Rachel Dolezal was not the first to change her ethnic identity. Back in 1984, blue-eyed, pale-skinned Mark Stebbins insisted he was black.
In the 1980’s, in Stockton, California, Mark Stebbins, campaigned and won a city council seat, beating and humiliating his black incumbent, Ralph Lee White.
Stebbins was questioned, as in the Dolezal case, about his racial lineage and he claimed he was black. White accused Stebbins of defrauding the voters and requested a recall vote, however, Stebbins also won that victory.
Come to find out, the resounding victory had less to do with how voters felt about Stebbins, and more to do with the flamboyant Ralph White.
Voters didn’t trust White and it really was a unanimous decision that Stebbins cared about the communities, and that’s what the voters needed.
Sure, journalists looked into the claims, and people chuckled for a while, but even with white parents, Stebbins still claimed he was black, and still does today.

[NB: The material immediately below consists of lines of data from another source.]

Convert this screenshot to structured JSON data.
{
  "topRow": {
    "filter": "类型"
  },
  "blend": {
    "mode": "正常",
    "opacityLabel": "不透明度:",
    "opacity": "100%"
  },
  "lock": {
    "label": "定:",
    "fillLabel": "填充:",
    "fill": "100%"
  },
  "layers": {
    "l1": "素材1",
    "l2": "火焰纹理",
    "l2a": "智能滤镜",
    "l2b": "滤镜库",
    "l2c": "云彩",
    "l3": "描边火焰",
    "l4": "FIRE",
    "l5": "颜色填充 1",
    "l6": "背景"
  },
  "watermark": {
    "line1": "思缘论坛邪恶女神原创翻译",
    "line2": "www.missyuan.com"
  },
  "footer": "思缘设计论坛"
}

During his undergraduate studies, he became a civil rights activist, and over time, his efforts were primarily rooted in black causes.
But, the Black community welcomed him, and although Caucasians were left scratching their heads, no one really cared.
Daniel Amen wonders: Can you call yourself whatever you want, or must you belong to an exclusive race, based on ancestral lineage? Who came up with those rules?